> ACTIVITY
Read the records and gather each line that includes "chevron".

> PROVIDED RECORDS
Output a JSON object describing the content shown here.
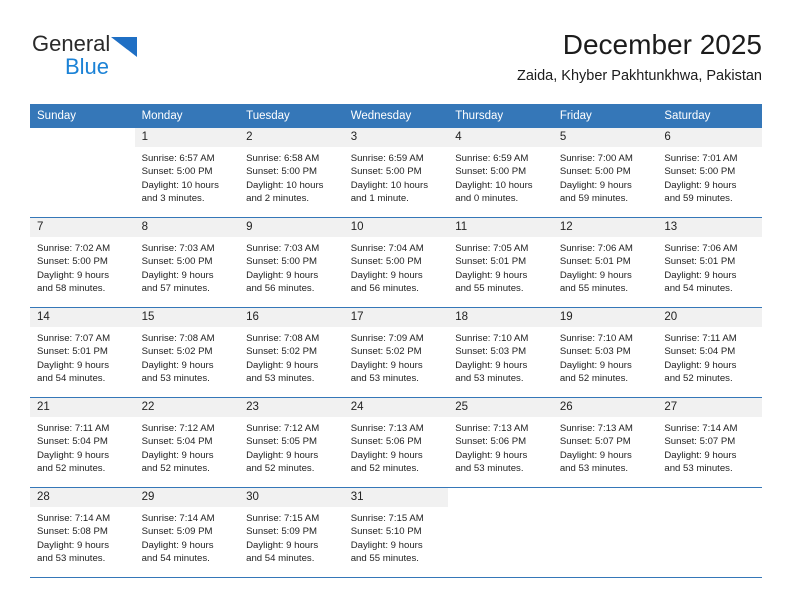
{
  "brand": {
    "name_part1": "General",
    "name_part2": "Blue",
    "triangle_color": "#1f6fc4",
    "blue_text_color": "#1b82d6"
  },
  "header": {
    "title": "December 2025",
    "subtitle": "Zaida, Khyber Pakhtunkhwa, Pakistan"
  },
  "theme": {
    "header_blue": "#3577b8",
    "daynum_gray": "#f1f1f1",
    "grid_line": "#3577b8"
  },
  "weekday_headers": [
    "Sunday",
    "Monday",
    "Tuesday",
    "Wednesday",
    "Thursday",
    "Friday",
    "Saturday"
  ],
  "weeks": [
    [
      {
        "day": "",
        "sunrise": "",
        "sunset": "",
        "daylight_line1": "",
        "daylight_line2": ""
      },
      {
        "day": "1",
        "sunrise": "Sunrise: 6:57 AM",
        "sunset": "Sunset: 5:00 PM",
        "daylight_line1": "Daylight: 10 hours",
        "daylight_line2": "and 3 minutes."
      },
      {
        "day": "2",
        "sunrise": "Sunrise: 6:58 AM",
        "sunset": "Sunset: 5:00 PM",
        "daylight_line1": "Daylight: 10 hours",
        "daylight_line2": "and 2 minutes."
      },
      {
        "day": "3",
        "sunrise": "Sunrise: 6:59 AM",
        "sunset": "Sunset: 5:00 PM",
        "daylight_line1": "Daylight: 10 hours",
        "daylight_line2": "and 1 minute."
      },
      {
        "day": "4",
        "sunrise": "Sunrise: 6:59 AM",
        "sunset": "Sunset: 5:00 PM",
        "daylight_line1": "Daylight: 10 hours",
        "daylight_line2": "and 0 minutes."
      },
      {
        "day": "5",
        "sunrise": "Sunrise: 7:00 AM",
        "sunset": "Sunset: 5:00 PM",
        "daylight_line1": "Daylight: 9 hours",
        "daylight_line2": "and 59 minutes."
      },
      {
        "day": "6",
        "sunrise": "Sunrise: 7:01 AM",
        "sunset": "Sunset: 5:00 PM",
        "daylight_line1": "Daylight: 9 hours",
        "daylight_line2": "and 59 minutes."
      }
    ],
    [
      {
        "day": "7",
        "sunrise": "Sunrise: 7:02 AM",
        "sunset": "Sunset: 5:00 PM",
        "daylight_line1": "Daylight: 9 hours",
        "daylight_line2": "and 58 minutes."
      },
      {
        "day": "8",
        "sunrise": "Sunrise: 7:03 AM",
        "sunset": "Sunset: 5:00 PM",
        "daylight_line1": "Daylight: 9 hours",
        "daylight_line2": "and 57 minutes."
      },
      {
        "day": "9",
        "sunrise": "Sunrise: 7:03 AM",
        "sunset": "Sunset: 5:00 PM",
        "daylight_line1": "Daylight: 9 hours",
        "daylight_line2": "and 56 minutes."
      },
      {
        "day": "10",
        "sunrise": "Sunrise: 7:04 AM",
        "sunset": "Sunset: 5:00 PM",
        "daylight_line1": "Daylight: 9 hours",
        "daylight_line2": "and 56 minutes."
      },
      {
        "day": "11",
        "sunrise": "Sunrise: 7:05 AM",
        "sunset": "Sunset: 5:01 PM",
        "daylight_line1": "Daylight: 9 hours",
        "daylight_line2": "and 55 minutes."
      },
      {
        "day": "12",
        "sunrise": "Sunrise: 7:06 AM",
        "sunset": "Sunset: 5:01 PM",
        "daylight_line1": "Daylight: 9 hours",
        "daylight_line2": "and 55 minutes."
      },
      {
        "day": "13",
        "sunrise": "Sunrise: 7:06 AM",
        "sunset": "Sunset: 5:01 PM",
        "daylight_line1": "Daylight: 9 hours",
        "daylight_line2": "and 54 minutes."
      }
    ],
    [
      {
        "day": "14",
        "sunrise": "Sunrise: 7:07 AM",
        "sunset": "Sunset: 5:01 PM",
        "daylight_line1": "Daylight: 9 hours",
        "daylight_line2": "and 54 minutes."
      },
      {
        "day": "15",
        "sunrise": "Sunrise: 7:08 AM",
        "sunset": "Sunset: 5:02 PM",
        "daylight_line1": "Daylight: 9 hours",
        "daylight_line2": "and 53 minutes."
      },
      {
        "day": "16",
        "sunrise": "Sunrise: 7:08 AM",
        "sunset": "Sunset: 5:02 PM",
        "daylight_line1": "Daylight: 9 hours",
        "daylight_line2": "and 53 minutes."
      },
      {
        "day": "17",
        "sunrise": "Sunrise: 7:09 AM",
        "sunset": "Sunset: 5:02 PM",
        "daylight_line1": "Daylight: 9 hours",
        "daylight_line2": "and 53 minutes."
      },
      {
        "day": "18",
        "sunrise": "Sunrise: 7:10 AM",
        "sunset": "Sunset: 5:03 PM",
        "daylight_line1": "Daylight: 9 hours",
        "daylight_line2": "and 53 minutes."
      },
      {
        "day": "19",
        "sunrise": "Sunrise: 7:10 AM",
        "sunset": "Sunset: 5:03 PM",
        "daylight_line1": "Daylight: 9 hours",
        "daylight_line2": "and 52 minutes."
      },
      {
        "day": "20",
        "sunrise": "Sunrise: 7:11 AM",
        "sunset": "Sunset: 5:04 PM",
        "daylight_line1": "Daylight: 9 hours",
        "daylight_line2": "and 52 minutes."
      }
    ],
    [
      {
        "day": "21",
        "sunrise": "Sunrise: 7:11 AM",
        "sunset": "Sunset: 5:04 PM",
        "daylight_line1": "Daylight: 9 hours",
        "daylight_line2": "and 52 minutes."
      },
      {
        "day": "22",
        "sunrise": "Sunrise: 7:12 AM",
        "sunset": "Sunset: 5:04 PM",
        "daylight_line1": "Daylight: 9 hours",
        "daylight_line2": "and 52 minutes."
      },
      {
        "day": "23",
        "sunrise": "Sunrise: 7:12 AM",
        "sunset": "Sunset: 5:05 PM",
        "daylight_line1": "Daylight: 9 hours",
        "daylight_line2": "and 52 minutes."
      },
      {
        "day": "24",
        "sunrise": "Sunrise: 7:13 AM",
        "sunset": "Sunset: 5:06 PM",
        "daylight_line1": "Daylight: 9 hours",
        "daylight_line2": "and 52 minutes."
      },
      {
        "day": "25",
        "sunrise": "Sunrise: 7:13 AM",
        "sunset": "Sunset: 5:06 PM",
        "daylight_line1": "Daylight: 9 hours",
        "daylight_line2": "and 53 minutes."
      },
      {
        "day": "26",
        "sunrise": "Sunrise: 7:13 AM",
        "sunset": "Sunset: 5:07 PM",
        "daylight_line1": "Daylight: 9 hours",
        "daylight_line2": "and 53 minutes."
      },
      {
        "day": "27",
        "sunrise": "Sunrise: 7:14 AM",
        "sunset": "Sunset: 5:07 PM",
        "daylight_line1": "Daylight: 9 hours",
        "daylight_line2": "and 53 minutes."
      }
    ],
    [
      {
        "day": "28",
        "sunrise": "Sunrise: 7:14 AM",
        "sunset": "Sunset: 5:08 PM",
        "daylight_line1": "Daylight: 9 hours",
        "daylight_line2": "and 53 minutes."
      },
      {
        "day": "29",
        "sunrise": "Sunrise: 7:14 AM",
        "sunset": "Sunset: 5:09 PM",
        "daylight_line1": "Daylight: 9 hours",
        "daylight_line2": "and 54 minutes."
      },
      {
        "day": "30",
        "sunrise": "Sunrise: 7:15 AM",
        "sunset": "Sunset: 5:09 PM",
        "daylight_line1": "Daylight: 9 hours",
        "daylight_line2": "and 54 minutes."
      },
      {
        "day": "31",
        "sunrise": "Sunrise: 7:15 AM",
        "sunset": "Sunset: 5:10 PM",
        "daylight_line1": "Daylight: 9 hours",
        "daylight_line2": "and 55 minutes."
      },
      {
        "day": "",
        "sunrise": "",
        "sunset": "",
        "daylight_line1": "",
        "daylight_line2": ""
      },
      {
        "day": "",
        "sunrise": "",
        "sunset": "",
        "daylight_line1": "",
        "daylight_line2": ""
      },
      {
        "day": "",
        "sunrise": "",
        "sunset": "",
        "daylight_line1": "",
        "daylight_line2": ""
      }
    ]
  ]
}
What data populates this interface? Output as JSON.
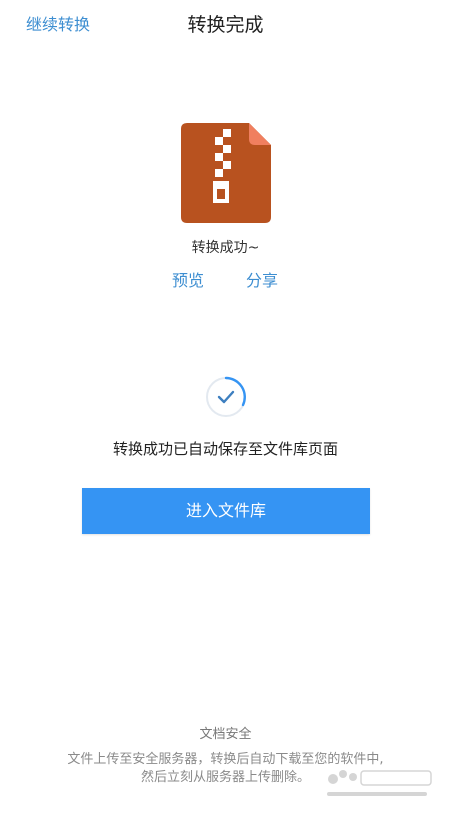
{
  "header": {
    "left_action": "继续转换",
    "title": "转换完成"
  },
  "file": {
    "icon": "zip-file-icon",
    "color": "#b8521f",
    "corner_color": "#f07f5f"
  },
  "result": {
    "success_text": "转换成功~",
    "preview_label": "预览",
    "share_label": "分享"
  },
  "status": {
    "icon": "check-circle-icon",
    "saved_text": "转换成功已自动保存至文件库页面"
  },
  "primary_button": {
    "label": "进入文件库",
    "color": "#3594f3"
  },
  "footer": {
    "title": "文档安全",
    "line1": "文件上传至安全服务器，转换后自动下载至您的软件中,",
    "line2": "然后立刻从服务器上传删除。"
  },
  "accent_color": "#3d8ed1"
}
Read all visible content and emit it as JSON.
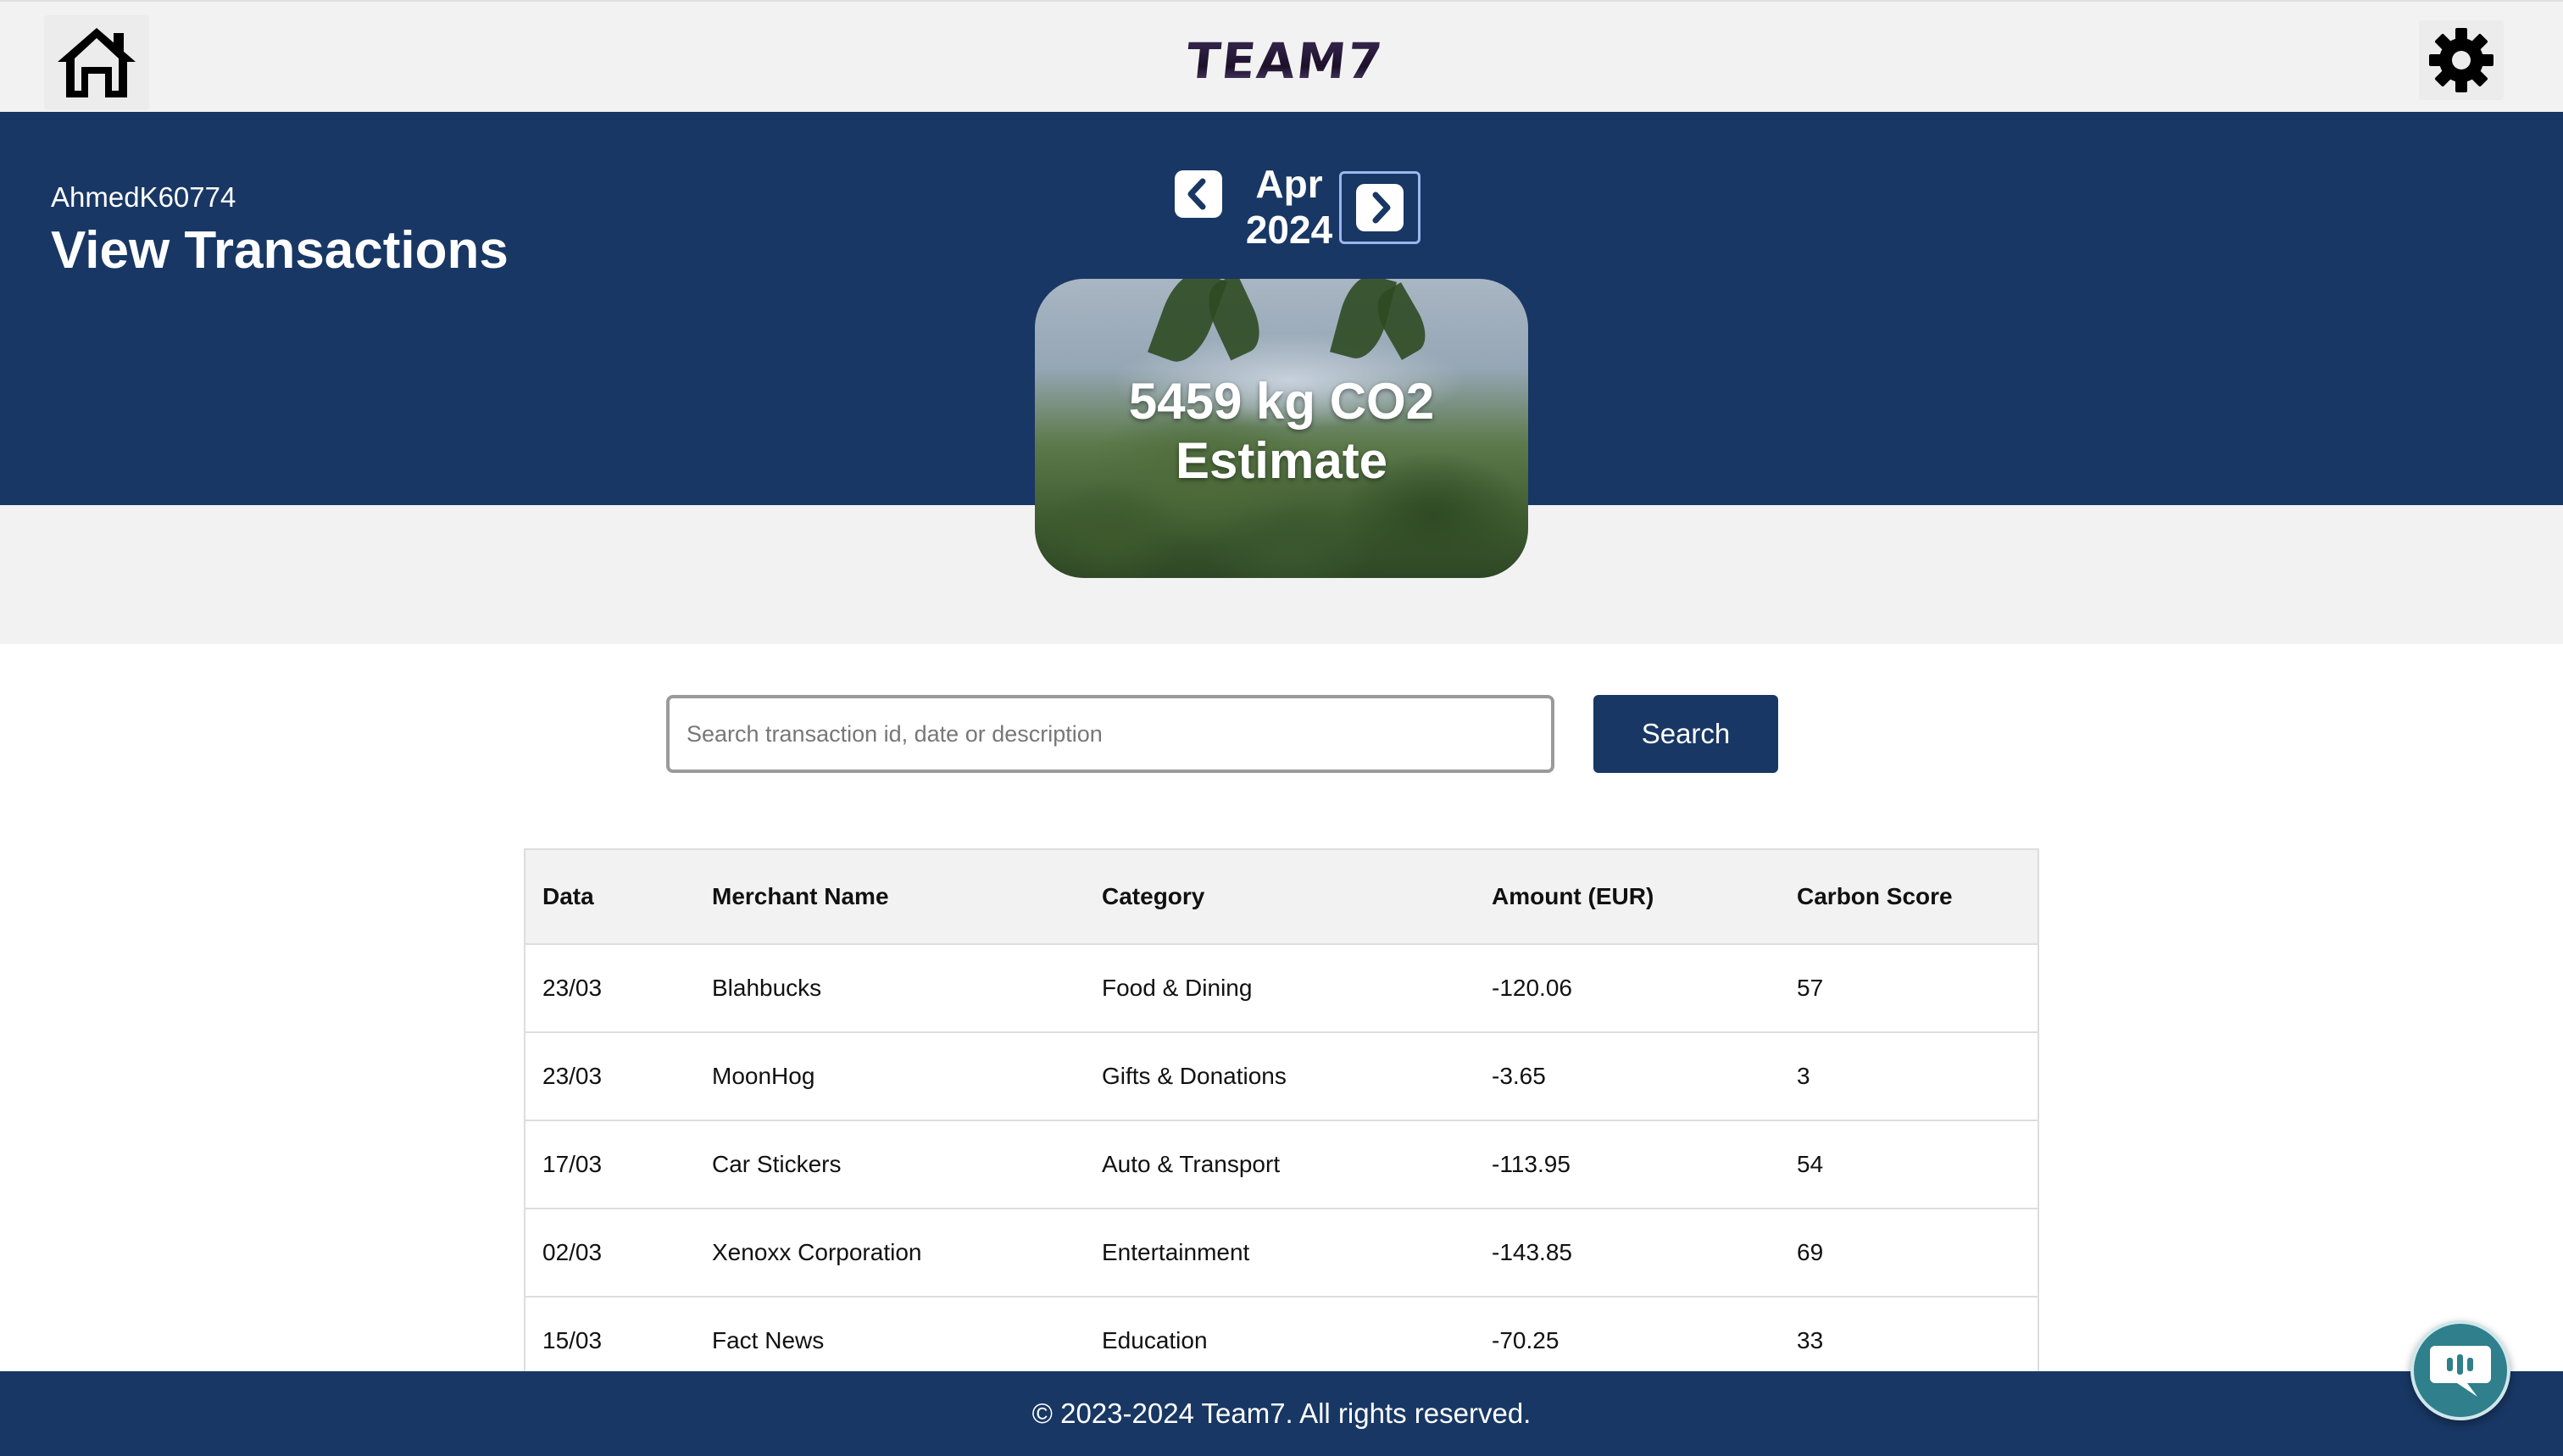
{
  "brand": {
    "logo_text": "TEAM7"
  },
  "user": {
    "username": "AhmedK60774"
  },
  "page": {
    "title": "View Transactions"
  },
  "period": {
    "month": "Apr",
    "year": "2024"
  },
  "carbon": {
    "line1": "5459 kg CO2",
    "line2": "Estimate"
  },
  "search": {
    "placeholder": "Search transaction id, date or description",
    "button_label": "Search"
  },
  "table": {
    "headers": [
      "Data",
      "Merchant Name",
      "Category",
      "Amount (EUR)",
      "Carbon Score"
    ],
    "rows": [
      [
        "23/03",
        "Blahbucks",
        "Food & Dining",
        "-120.06",
        "57"
      ],
      [
        "23/03",
        "MoonHog",
        "Gifts & Donations",
        "-3.65",
        "3"
      ],
      [
        "17/03",
        "Car Stickers",
        "Auto & Transport",
        "-113.95",
        "54"
      ],
      [
        "02/03",
        "Xenoxx Corporation",
        "Entertainment",
        "-143.85",
        "69"
      ],
      [
        "15/03",
        "Fact News",
        "Education",
        "-70.25",
        "33"
      ]
    ]
  },
  "footer": {
    "text": "© 2023-2024 Team7. All rights reserved."
  },
  "icons": {
    "home": "home-icon",
    "settings": "gear-icon",
    "prev": "chevron-left-icon",
    "next": "chevron-right-icon",
    "chat": "chat-icon"
  },
  "colors": {
    "brand_navy": "#183764",
    "chat_teal": "#2f7f8c",
    "page_grey": "#f2f2f2"
  }
}
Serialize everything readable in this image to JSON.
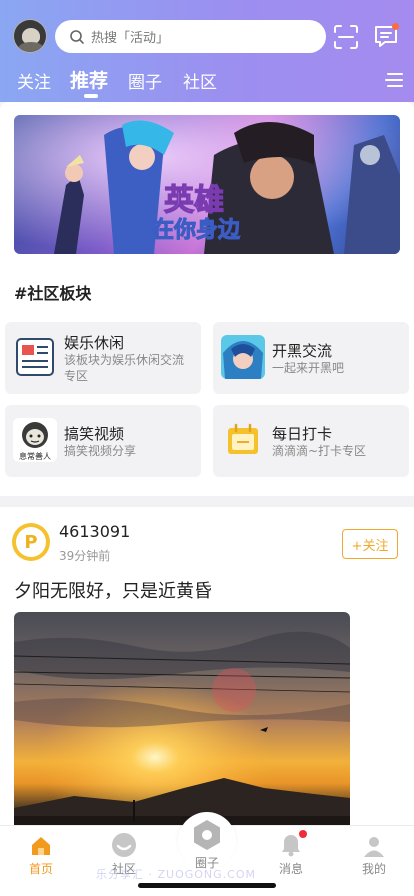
{
  "header": {
    "search_placeholder": "热搜「活动」",
    "tabs": [
      {
        "label": "关注"
      },
      {
        "label": "推荐"
      },
      {
        "label": "圈子"
      },
      {
        "label": "社区"
      }
    ],
    "active_tab": "推荐",
    "icons": [
      "avatar",
      "search-icon",
      "scan-icon",
      "message-icon",
      "menu-icon"
    ]
  },
  "banner": {
    "caption": "英雄 在你身边"
  },
  "section": {
    "title": "#社区板块"
  },
  "boards": [
    {
      "name": "娱乐休闲",
      "desc": "该板块为娱乐休闲交流专区"
    },
    {
      "name": "开黑交流",
      "desc": "一起来开黑吧"
    },
    {
      "name": "搞笑视频",
      "desc": "搞笑视频分享"
    },
    {
      "name": "每日打卡",
      "desc": "滴滴滴~打卡专区"
    }
  ],
  "board_thumb_text": {
    "meme": "息常善人"
  },
  "post": {
    "username": "4613091",
    "time": "39分钟前",
    "follow_label": "+关注",
    "text": "夕阳无限好，只是近黄昏"
  },
  "tabbar": [
    {
      "label": "首页",
      "active": true
    },
    {
      "label": "社区"
    },
    {
      "label": "圈子"
    },
    {
      "label": "消息"
    },
    {
      "label": "我的"
    }
  ],
  "watermark": "乐分享汇 · ZUOGONG.COM",
  "colors": {
    "accent": "#f29a1e",
    "header_gradient_start": "#8aa7f2",
    "header_gradient_end": "#a58bef",
    "follow_border": "#f0a92c"
  }
}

> SOLUTION
    "prev": "chevron-left-icon",
    "next": "chevron-right-icon",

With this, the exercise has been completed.